Kyle Hendricks has been one of the most impressive pitchers in Major League Baseball over the course of the last three seasons. He has become a Cy Young candidate and staff stalwart with a fastball that doesn’t even reach 90 mph. Instead of overpowering hitters, he relies completely on changing speeds, working low in the zone, hitting his spots on the corners, and getting impressive movement on every single one of his offerings.
Comparing any prospect to Hendricks is nearly impossible because guys like The Professor don’t just grow on trees. The style with which he pitches is not something that any scout could predict out of a young kid in the minor leagues, nor should they.
But since we aren’t professional scouts here and no one is going to come crying to me when he doesn’t pan out to be the next Hendricks, I’ll go ahead and say it: Duncan Robinson is as close to being Kyle Hendricks as any prospect you are going to find.

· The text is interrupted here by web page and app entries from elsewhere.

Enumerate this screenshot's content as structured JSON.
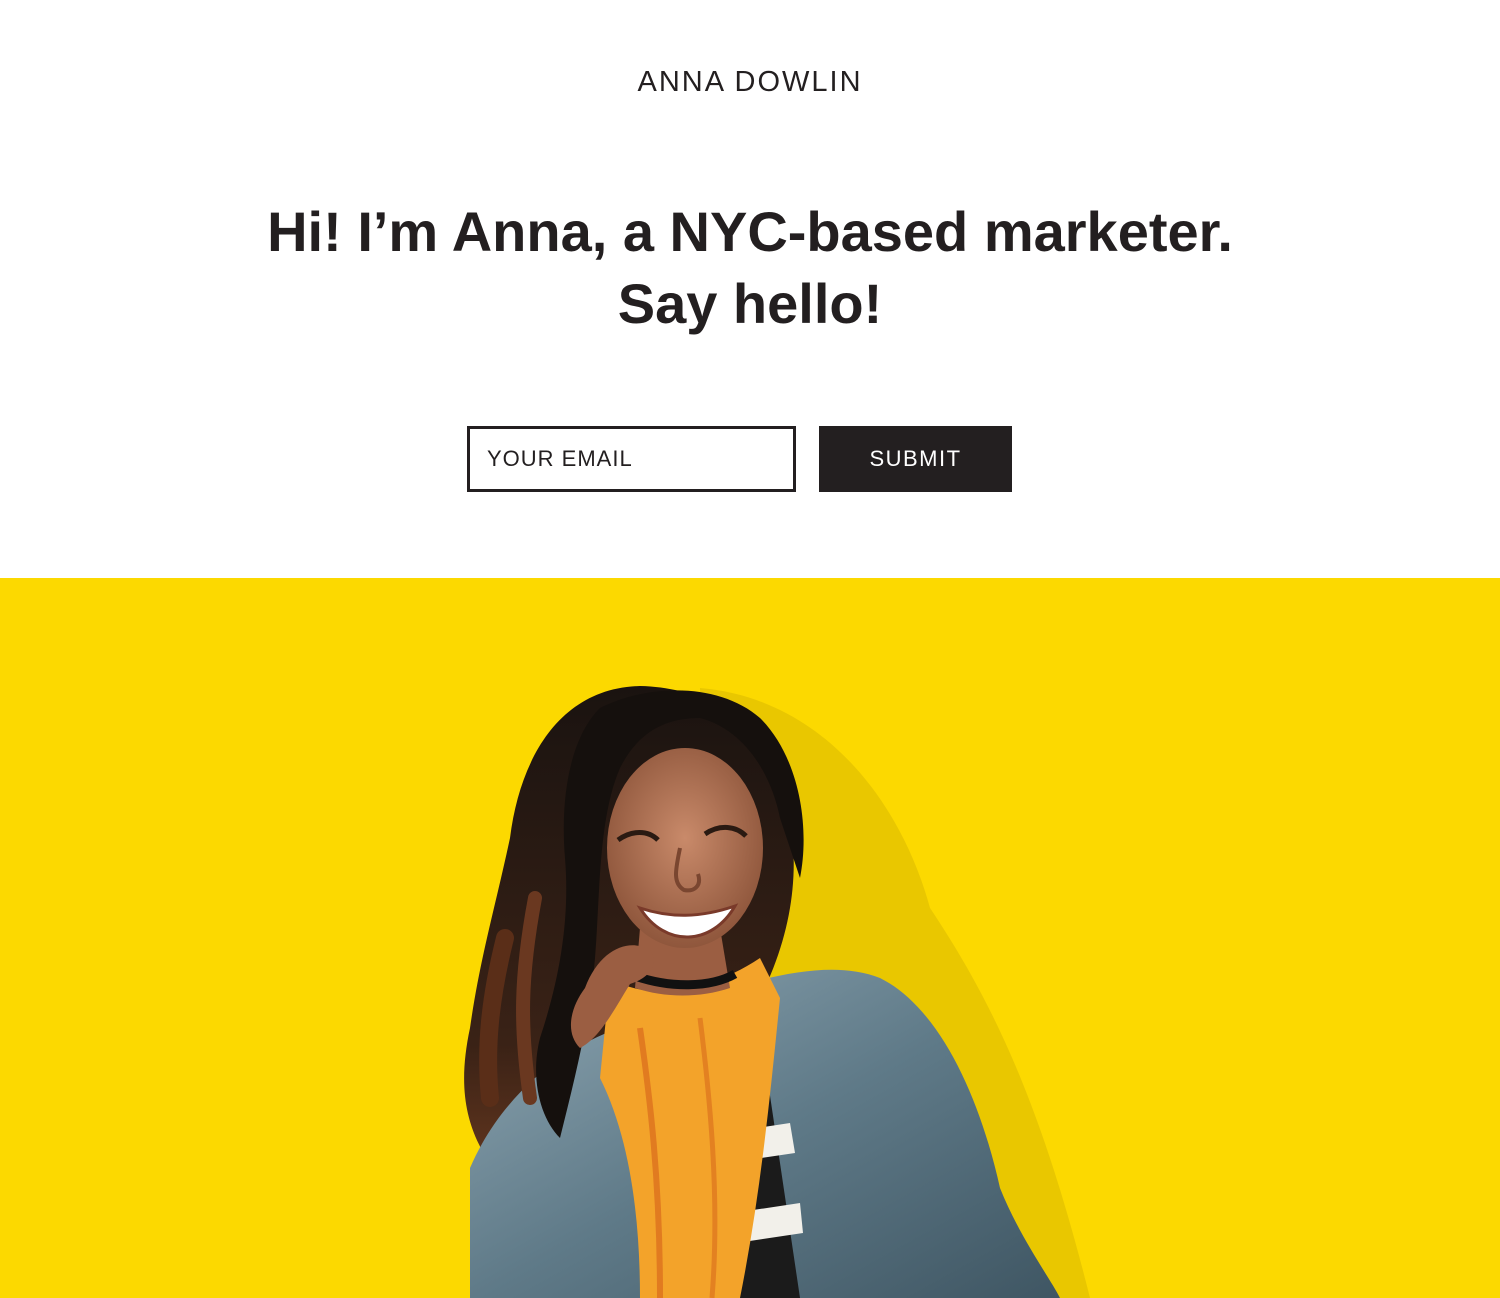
{
  "header": {
    "brand_name": "ANNA DOWLIN"
  },
  "intro": {
    "headline_line1": "Hi! I’m Anna, a NYC-based marketer.",
    "headline_line2": "Say hello!"
  },
  "signup": {
    "email_placeholder": "YOUR EMAIL",
    "submit_label": "SUBMIT"
  },
  "hero": {
    "background_color": "#fcd900",
    "image": "photo of a smiling woman with curly hair wearing a denim jacket and yellow scarf"
  },
  "colors": {
    "text": "#231f20",
    "button_bg": "#231f20",
    "button_text": "#ffffff"
  }
}
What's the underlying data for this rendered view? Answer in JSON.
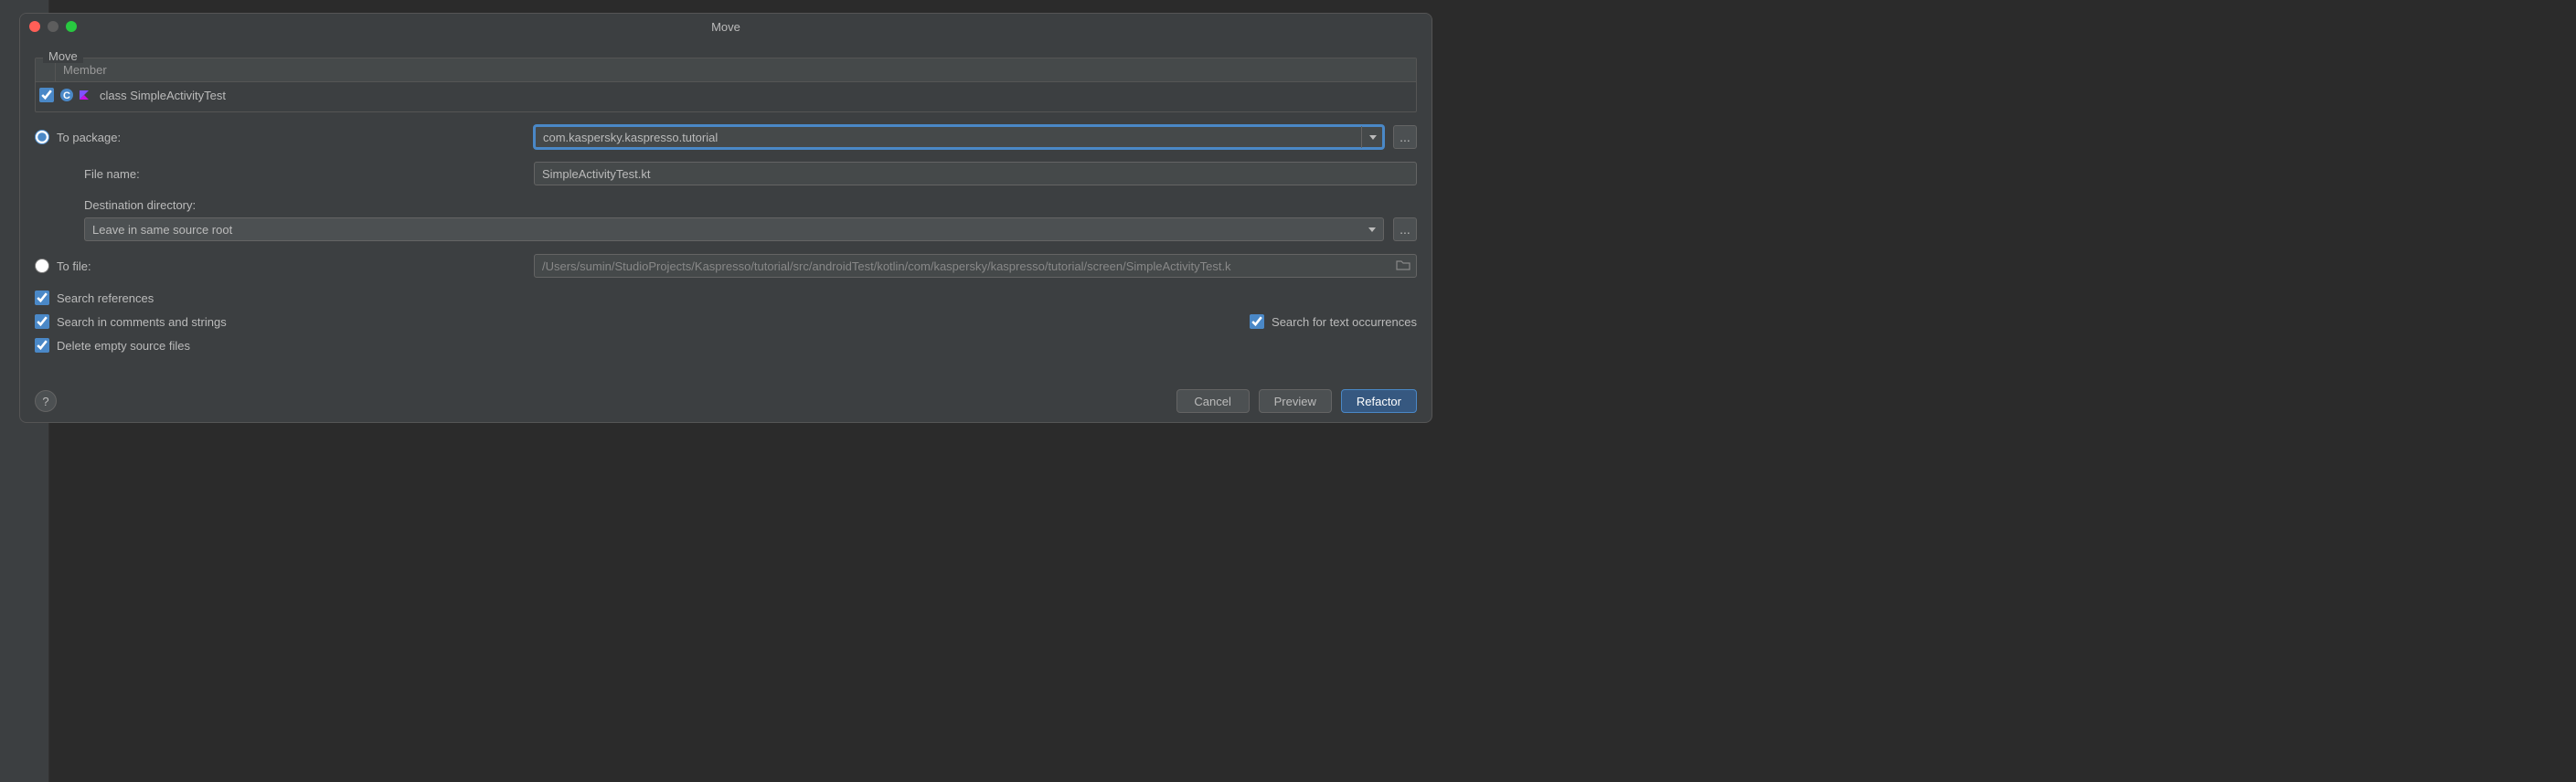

Drafted in 2016 in the 9th round out of Hendricks’ alma mater of Dartmouth, Robinson has climbed the ladder through the system in a similar in a similar fashion to his predecessor. He spent the majority of that first season at short-season Eugene before splitting time in 2017 between the two single-A affiliates. Last season, he made his presence felt at both double-A Tennessee and triple-A Iowa, posting good enough numbers to position himself for a non-roster invitation to MLB spring training.
Robinson has gotten to this point without electric offerings, mostly because of his pinpoint command that is arguably the most impressive in the entire system. Much like Hendricks, Robinson works with his high-80’s sinker low in the zone in a way that limits hard contact and keeps the ball in the park.
The big righty stands tall on the mound at 6-foot-6 and 220 pounds, using that size and his over-the-top arm motion to work on a downward plane that contributes to the “bowling-ball effect” on his sinker. He couples that with three more pitches that can be classified as average in terms of movement, but he locates his curveball, slider, and changeup with the best of them.
The biggest difference between the two Dartmouth boys might be their changeups, a pitch that Hendricks has become famous for because of the insane movement and swing-and-miss ability. Robinson, on the other hand, has relied more on his big curveball and much improved slider to this point in his career.
While his command, pitch repertoire, education, and minor league background are on par in every way with how Hendricks began his career, Robinson falls short when it comes to the movement on his pitches. Hendricks heavily relies on his ability to spin the ball in every direction imaginable, which is where Robinson will need to improve in order to survive in the big leagues. If he can generate more swings and misses with offspeed pitches, he will likely see an increase in his strikeout numbers.
To this point in his minor league career, Robinson has exceeded expectations at every stop along the way. After putting up an 2.21 ERA between South Bend and Myrtle Beach in 2017, he following that up with an impressive 3.11 ERA in his 26 starts between Tennessee and Iowa just a year ago.
It appears as though the front office has quite a bit of confidence in Robinson based off of results thus far, with Jason McLeod bringing his name up on several occasions during the Cubs Convention. That confidence was on display with his invite to MLB camp this spring.
Robinson will begin his 2019 campaign at Triple-A Iowa and he could be one of the first guys called up to Chicago this season if the team is in need of a spot starter for a game or two. But moving forward, keep an eye on more than just the results by way of numbers. If Robinson can improve the bite on his pitches enough to get outs at the next level, he could be a force to be reckoned with in Chicago.